Print every line below without adding or leaving out a single word.
** Opening TASK INPUT block **
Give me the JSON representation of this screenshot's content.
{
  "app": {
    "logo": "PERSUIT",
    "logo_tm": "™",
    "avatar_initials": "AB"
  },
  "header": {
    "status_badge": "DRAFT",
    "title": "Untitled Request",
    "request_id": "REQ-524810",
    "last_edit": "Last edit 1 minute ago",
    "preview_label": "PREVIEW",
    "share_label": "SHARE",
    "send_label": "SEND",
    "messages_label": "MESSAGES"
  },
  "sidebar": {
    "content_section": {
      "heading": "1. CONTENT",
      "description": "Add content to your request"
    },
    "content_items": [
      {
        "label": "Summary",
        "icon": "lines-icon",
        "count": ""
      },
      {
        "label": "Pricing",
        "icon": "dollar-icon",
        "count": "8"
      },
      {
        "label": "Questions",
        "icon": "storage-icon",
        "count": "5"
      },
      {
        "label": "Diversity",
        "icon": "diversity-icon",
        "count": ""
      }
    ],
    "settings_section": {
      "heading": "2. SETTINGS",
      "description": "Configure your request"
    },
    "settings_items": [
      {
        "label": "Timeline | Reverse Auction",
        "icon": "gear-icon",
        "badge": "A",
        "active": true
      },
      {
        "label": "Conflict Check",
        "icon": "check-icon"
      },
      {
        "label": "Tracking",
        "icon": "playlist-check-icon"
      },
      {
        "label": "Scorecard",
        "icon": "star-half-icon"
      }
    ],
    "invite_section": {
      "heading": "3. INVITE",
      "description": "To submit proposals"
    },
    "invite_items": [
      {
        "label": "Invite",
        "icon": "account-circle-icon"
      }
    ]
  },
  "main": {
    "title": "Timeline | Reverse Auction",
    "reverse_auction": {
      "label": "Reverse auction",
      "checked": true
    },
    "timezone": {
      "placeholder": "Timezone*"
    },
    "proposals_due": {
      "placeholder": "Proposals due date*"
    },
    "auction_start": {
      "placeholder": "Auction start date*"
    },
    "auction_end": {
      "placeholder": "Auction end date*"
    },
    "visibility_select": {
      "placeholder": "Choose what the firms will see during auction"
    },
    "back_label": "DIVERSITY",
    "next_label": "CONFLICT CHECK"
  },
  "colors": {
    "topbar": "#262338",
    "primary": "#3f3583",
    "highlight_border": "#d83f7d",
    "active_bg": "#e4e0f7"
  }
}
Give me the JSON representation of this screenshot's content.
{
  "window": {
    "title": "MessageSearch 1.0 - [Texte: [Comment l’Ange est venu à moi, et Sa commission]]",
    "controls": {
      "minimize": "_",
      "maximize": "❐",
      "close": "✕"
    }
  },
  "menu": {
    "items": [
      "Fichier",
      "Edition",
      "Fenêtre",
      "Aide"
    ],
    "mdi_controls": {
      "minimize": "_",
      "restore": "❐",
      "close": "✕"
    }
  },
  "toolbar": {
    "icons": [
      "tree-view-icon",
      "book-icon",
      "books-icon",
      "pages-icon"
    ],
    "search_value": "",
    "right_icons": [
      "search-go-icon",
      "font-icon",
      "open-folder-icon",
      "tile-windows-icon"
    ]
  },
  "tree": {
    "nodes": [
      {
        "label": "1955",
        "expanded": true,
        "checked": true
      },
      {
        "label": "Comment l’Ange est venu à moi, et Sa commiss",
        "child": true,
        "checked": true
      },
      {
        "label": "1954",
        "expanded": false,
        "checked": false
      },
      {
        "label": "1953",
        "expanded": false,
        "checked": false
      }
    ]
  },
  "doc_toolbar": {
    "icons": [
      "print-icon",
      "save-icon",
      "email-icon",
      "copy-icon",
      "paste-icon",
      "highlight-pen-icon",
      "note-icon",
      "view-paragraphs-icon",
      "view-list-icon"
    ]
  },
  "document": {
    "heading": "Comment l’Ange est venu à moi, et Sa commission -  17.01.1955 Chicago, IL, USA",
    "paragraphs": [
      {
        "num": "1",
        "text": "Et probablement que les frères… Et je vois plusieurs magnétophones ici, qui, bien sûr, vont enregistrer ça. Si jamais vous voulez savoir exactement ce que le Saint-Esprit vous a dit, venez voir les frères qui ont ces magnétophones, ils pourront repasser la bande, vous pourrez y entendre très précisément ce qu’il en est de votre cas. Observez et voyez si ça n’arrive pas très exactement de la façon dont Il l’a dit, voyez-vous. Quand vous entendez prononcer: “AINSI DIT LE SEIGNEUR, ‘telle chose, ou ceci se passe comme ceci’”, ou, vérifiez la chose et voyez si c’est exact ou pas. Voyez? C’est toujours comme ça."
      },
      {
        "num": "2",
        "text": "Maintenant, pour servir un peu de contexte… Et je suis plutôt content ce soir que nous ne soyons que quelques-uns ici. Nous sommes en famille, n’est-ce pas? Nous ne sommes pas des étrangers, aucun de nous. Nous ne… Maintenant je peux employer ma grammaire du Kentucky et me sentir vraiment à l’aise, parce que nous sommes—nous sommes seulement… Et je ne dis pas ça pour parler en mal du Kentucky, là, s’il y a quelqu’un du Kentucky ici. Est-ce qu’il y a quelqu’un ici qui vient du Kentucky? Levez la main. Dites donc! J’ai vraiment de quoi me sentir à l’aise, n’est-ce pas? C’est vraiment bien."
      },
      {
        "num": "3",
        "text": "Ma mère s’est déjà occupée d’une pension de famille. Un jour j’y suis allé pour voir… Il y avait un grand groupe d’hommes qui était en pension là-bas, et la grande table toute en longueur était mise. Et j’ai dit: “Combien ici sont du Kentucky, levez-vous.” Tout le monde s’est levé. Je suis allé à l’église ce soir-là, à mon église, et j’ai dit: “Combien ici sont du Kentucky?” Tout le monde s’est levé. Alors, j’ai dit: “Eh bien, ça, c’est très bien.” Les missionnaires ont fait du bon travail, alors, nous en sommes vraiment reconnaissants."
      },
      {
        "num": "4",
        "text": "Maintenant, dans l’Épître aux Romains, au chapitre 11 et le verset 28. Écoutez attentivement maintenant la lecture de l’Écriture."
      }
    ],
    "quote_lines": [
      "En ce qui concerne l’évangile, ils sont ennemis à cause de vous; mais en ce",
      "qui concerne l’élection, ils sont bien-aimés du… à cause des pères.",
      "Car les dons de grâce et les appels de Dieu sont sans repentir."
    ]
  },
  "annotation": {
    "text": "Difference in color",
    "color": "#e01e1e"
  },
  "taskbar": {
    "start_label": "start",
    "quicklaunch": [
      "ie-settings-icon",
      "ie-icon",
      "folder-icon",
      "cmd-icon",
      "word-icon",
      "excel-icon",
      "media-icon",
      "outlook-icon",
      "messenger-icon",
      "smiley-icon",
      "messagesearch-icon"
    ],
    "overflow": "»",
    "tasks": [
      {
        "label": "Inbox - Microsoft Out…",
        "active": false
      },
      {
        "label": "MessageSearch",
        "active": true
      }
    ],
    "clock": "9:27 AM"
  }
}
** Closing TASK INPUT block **
● **REPLY**
Give me the JSON representation of this screenshot's content.
{
  "app": {
    "logo": "PERSUIT",
    "logo_tm": "™",
    "avatar_initials": "AB"
  },
  "header": {
    "status_badge": "DRAFT",
    "title": "Untitled Request",
    "request_id": "REQ-524810",
    "last_edit": "Last edit 1 minute ago",
    "preview_label": "PREVIEW",
    "share_label": "SHARE",
    "send_label": "SEND",
    "messages_label": "MESSAGES"
  },
  "sidebar": {
    "content_section": {
      "heading": "1. CONTENT",
      "description": "Add content to your request"
    },
    "content_items": [
      {
        "label": "Summary",
        "icon": "lines-icon",
        "count": ""
      },
      {
        "label": "Pricing",
        "icon": "dollar-icon",
        "count": "8"
      },
      {
        "label": "Questions",
        "icon": "storage-icon",
        "count": "5"
      },
      {
        "label": "Diversity",
        "icon": "diversity-icon",
        "count": ""
      }
    ],
    "settings_section": {
      "heading": "2. SETTINGS",
      "description": "Configure your request"
    },
    "settings_items": [
      {
        "label": "Timeline | Reverse Auction",
        "icon": "gear-icon",
        "badge": "A",
        "active": true
      },
      {
        "label": "Conflict Check",
        "icon": "check-icon"
      },
      {
        "label": "Tracking",
        "icon": "playlist-check-icon"
      },
      {
        "label": "Scorecard",
        "icon": "star-half-icon"
      }
    ],
    "invite_section": {
      "heading": "3. INVITE",
      "description": "To submit proposals"
    },
    "invite_items": [
      {
        "label": "Invite",
        "icon": "account-circle-icon"
      }
    ]
  },
  "main": {
    "title": "Timeline | Reverse Auction",
    "reverse_auction": {
      "label": "Reverse auction",
      "checked": true
    },
    "timezone": {
      "placeholder": "Timezone*"
    },
    "proposals_due": {
      "placeholder": "Proposals due date*"
    },
    "auction_start": {
      "placeholder": "Auction start date*"
    },
    "auction_end": {
      "placeholder": "Auction end date*"
    },
    "visibility_select": {
      "placeholder": "Choose what the firms will see during auction"
    },
    "back_label": "DIVERSITY",
    "next_label": "CONFLICT CHECK"
  },
  "colors": {
    "topbar": "#262338",
    "primary": "#3f3583",
    "highlight_border": "#d83f7d",
    "active_bg": "#e4e0f7"
  }
}
Give me the JSON representation of this screenshot's content.
{
  "window": {
    "title": "MessageSearch 1.0 - [Texte: [Comment l’Ange est venu à moi, et Sa commission]]",
    "controls": {
      "minimize": "_",
      "maximize": "❐",
      "close": "✕"
    }
  },
  "menu": {
    "items": [
      "Fichier",
      "Edition",
      "Fenêtre",
      "Aide"
    ],
    "mdi_controls": {
      "minimize": "_",
      "restore": "❐",
      "close": "✕"
    }
  },
  "toolbar": {
    "icons": [
      "tree-view-icon",
      "book-icon",
      "books-icon",
      "pages-icon"
    ],
    "search_value": "",
    "right_icons": [
      "search-go-icon",
      "font-icon",
      "open-folder-icon",
      "tile-windows-icon"
    ]
  },
  "tree": {
    "nodes": [
      {
        "label": "1955",
        "expanded": true,
        "checked": true
      },
      {
        "label": "Comment l’Ange est venu à moi, et Sa commiss",
        "child": true,
        "checked": true
      },
      {
        "label": "1954",
        "expanded": false,
        "checked": false
      },
      {
        "label": "1953",
        "expanded": false,
        "checked": false
      }
    ]
  },
  "doc_toolbar": {
    "icons": [
      "print-icon",
      "save-icon",
      "email-icon",
      "copy-icon",
      "paste-icon",
      "highlight-pen-icon",
      "note-icon",
      "view-paragraphs-icon",
      "view-list-icon"
    ]
  },
  "document": {
    "heading": "Comment l’Ange est venu à moi, et Sa commission -  17.01.1955 Chicago, IL, USA",
    "paragraphs": [
      {
        "num": "1",
        "text": "Et probablement que les frères… Et je vois plusieurs magnétophones ici, qui, bien sûr, vont enregistrer ça. Si jamais vous voulez savoir exactement ce que le Saint-Esprit vous a dit, venez voir les frères qui ont ces magnétophones, ils pourront repasser la bande, vous pourrez y entendre très précisément ce qu’il en est de votre cas. Observez et voyez si ça n’arrive pas très exactement de la façon dont Il l’a dit, voyez-vous. Quand vous entendez prononcer: “AINSI DIT LE SEIGNEUR, ‘telle chose, ou ceci se passe comme ceci’”, ou, vérifiez la chose et voyez si c’est exact ou pas. Voyez? C’est toujours comme ça."
      },
      {
        "num": "2",
        "text": "Maintenant, pour servir un peu de contexte… Et je suis plutôt content ce soir que nous ne soyons que quelques-uns ici. Nous sommes en famille, n’est-ce pas? Nous ne sommes pas des étrangers, aucun de nous. Nous ne… Maintenant je peux employer ma grammaire du Kentucky et me sentir vraiment à l’aise, parce que nous sommes—nous sommes seulement… Et je ne dis pas ça pour parler en mal du Kentucky, là, s’il y a quelqu’un du Kentucky ici. Est-ce qu’il y a quelqu’un ici qui vient du Kentucky? Levez la main. Dites donc! J’ai vraiment de quoi me sentir à l’aise, n’est-ce pas? C’est vraiment bien."
      },
      {
        "num": "3",
        "text": "Ma mère s’est déjà occupée d’une pension de famille. Un jour j’y suis allé pour voir… Il y avait un grand groupe d’hommes qui était en pension là-bas, et la grande table toute en longueur était mise. Et j’ai dit: “Combien ici sont du Kentucky, levez-vous.” Tout le monde s’est levé. Je suis allé à l’église ce soir-là, à mon église, et j’ai dit: “Combien ici sont du Kentucky?” Tout le monde s’est levé. Alors, j’ai dit: “Eh bien, ça, c’est très bien.” Les missionnaires ont fait du bon travail, alors, nous en sommes vraiment reconnaissants."
      },
      {
        "num": "4",
        "text": "Maintenant, dans l’Épître aux Romains, au chapitre 11 et le verset 28. Écoutez attentivement maintenant la lecture de l’Écriture."
      }
    ],
    "quote_lines": [
      "En ce qui concerne l’évangile, ils sont ennemis à cause de vous; mais en ce",
      "qui concerne l’élection, ils sont bien-aimés du… à cause des pères.",
      "Car les dons de grâce et les appels de Dieu sont sans repentir."
    ]
  },
  "annotation": {
    "text": "Difference in color",
    "color": "#e01e1e"
  },
  "taskbar": {
    "start_label": "start",
    "quicklaunch": [
      "ie-settings-icon",
      "ie-icon",
      "folder-icon",
      "cmd-icon",
      "word-icon",
      "excel-icon",
      "media-icon",
      "outlook-icon",
      "messenger-icon",
      "smiley-icon",
      "messagesearch-icon"
    ],
    "overflow": "»",
    "tasks": [
      {
        "label": "Inbox - Microsoft Out…",
        "active": false
      },
      {
        "label": "MessageSearch",
        "active": true
      }
    ],
    "clock": "9:27 AM"
  }
}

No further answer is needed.